Gaining informed consent

Professionals have a legal and professional obligation to respect the human right to Autonomy, dignity and respect. Therefore, professionals must find ways of working with people to support consent giving and respecting those who make decisions professionals may disagree with or feel are unwise.

It is not always easy to obtain consent and many factors such as health conditions can affect an individual’s ability to do so. Support in such circumstances may involve:

  • Allowing sufficient time for decision-making
  • Providing specific care and treatment to enable the individual to have the mental capacity necessary to make the decision

Remember that:

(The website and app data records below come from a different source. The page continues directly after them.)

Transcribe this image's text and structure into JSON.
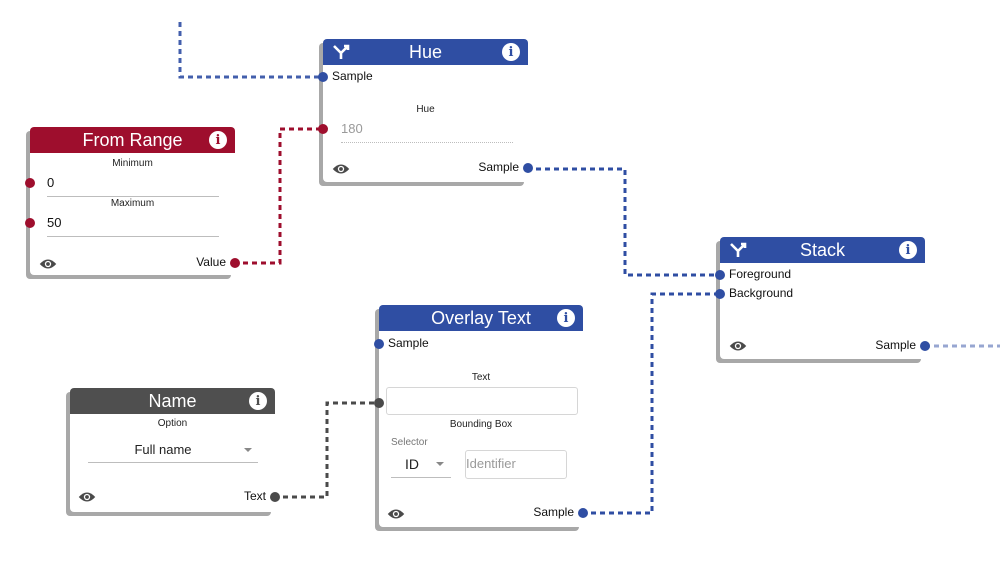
{
  "colors": {
    "sample_port": "#2f4ea3",
    "number_port": "#9e0e2d",
    "text_port": "#4a4a4a",
    "blue_header": "#2f4ea3",
    "red_header": "#9e0e2d",
    "gray_header": "#4f4f4f"
  },
  "nodes": {
    "hue": {
      "title": "Hue",
      "header_icon": "merge-icon",
      "info_icon": "info-icon",
      "inputs": [
        "Sample"
      ],
      "field_label": "Hue",
      "field_placeholder": "180",
      "output": "Sample",
      "preview_icon": "eye-icon"
    },
    "from_range": {
      "title": "From Range",
      "info_icon": "info-icon",
      "fields": [
        {
          "label": "Minimum",
          "value": "0"
        },
        {
          "label": "Maximum",
          "value": "50"
        }
      ],
      "output": "Value",
      "preview_icon": "eye-icon"
    },
    "stack": {
      "title": "Stack",
      "header_icon": "merge-icon",
      "info_icon": "info-icon",
      "inputs": [
        "Foreground",
        "Background"
      ],
      "output": "Sample",
      "preview_icon": "eye-icon"
    },
    "overlay_text": {
      "title": "Overlay Text",
      "info_icon": "info-icon",
      "inputs": [
        "Sample"
      ],
      "text_label": "Text",
      "text_value": "",
      "bounding_box_label": "Bounding Box",
      "selector_label": "Selector",
      "selector_value": "ID",
      "identifier_placeholder": "Identifier",
      "output": "Sample",
      "preview_icon": "eye-icon"
    },
    "name": {
      "title": "Name",
      "info_icon": "info-icon",
      "option_label": "Option",
      "option_value": "Full name",
      "output": "Text",
      "preview_icon": "eye-icon"
    }
  }
}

  • Capacity is Decision-specific: therefore, assessment of capacity is not a one-off exercise, rather capacity needs to be assessed and recorded for each decision and situation.
  • Capacity is Person-specific: individualised support is needed to each individual, to ensure that they are given all practicable help to make decisions themselves
  • Capacity is Time-specific: with the exception of urgent or emergency treatment, it is important to support the individual to make a decision at the time most optimal for them.  Decisions may need to be delayed or timed when the person is best able to make the decision themselves.